Freedom is at the beginning and at the end. . God is truly present and operative only in freedom. 16 Berdyaev emigrated from the Soviet Union in 1922, along with many leading intellectuals, and continued his philosophical work in Berlin, and then Paris. Assisted by the YMCA-Press, and the journal Put9 (The Way) that he edited, and with a renewed connection to the Russian Orthodox Church in exile, Berdyaev can be said to have been one of the most influential writers who introduced the West to modern Russian Orthodox thought.
For on earth there is no such splendor or such beauty, and we are at a loss h o w to describe Separation of National and Religious Identity 35 it. " 3 Even today, anyone who enters an Orthodox church cannot help but be struck by the sensual nature of the space, with its icons, its hundreds of beeswax candles, its incense, and the chanted liturgy in several parts. " W e do not know whether Vladimir sent a mission to a Jewish synagogue—there is no reference in The Primary Chronicle—but we do know that he accepted the Eastern Orthodox Christianity of the Greeks (Byzantines) in 988, and forced the baptism of all previously pagan subjects in his realm.

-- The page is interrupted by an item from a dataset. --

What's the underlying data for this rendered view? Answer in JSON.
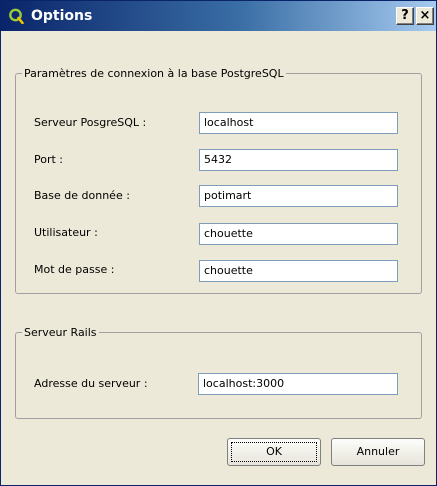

Another subject works in a Jewish day school in New York, a third in a Jewish institution in Jerusalem, a fourth worked until recently at a press that publishes Judaica. Most of my interviewees, especially in Israel, fear anti-Christian discrimination from the Jews, as well as antisemitism from the Christians among whom they might wish to pray. As one Russian Jewish Christian in New York proclaimed, perhaps with a bit too much protest, / am not scared. That is the reason I am in America. Because I can say this openly.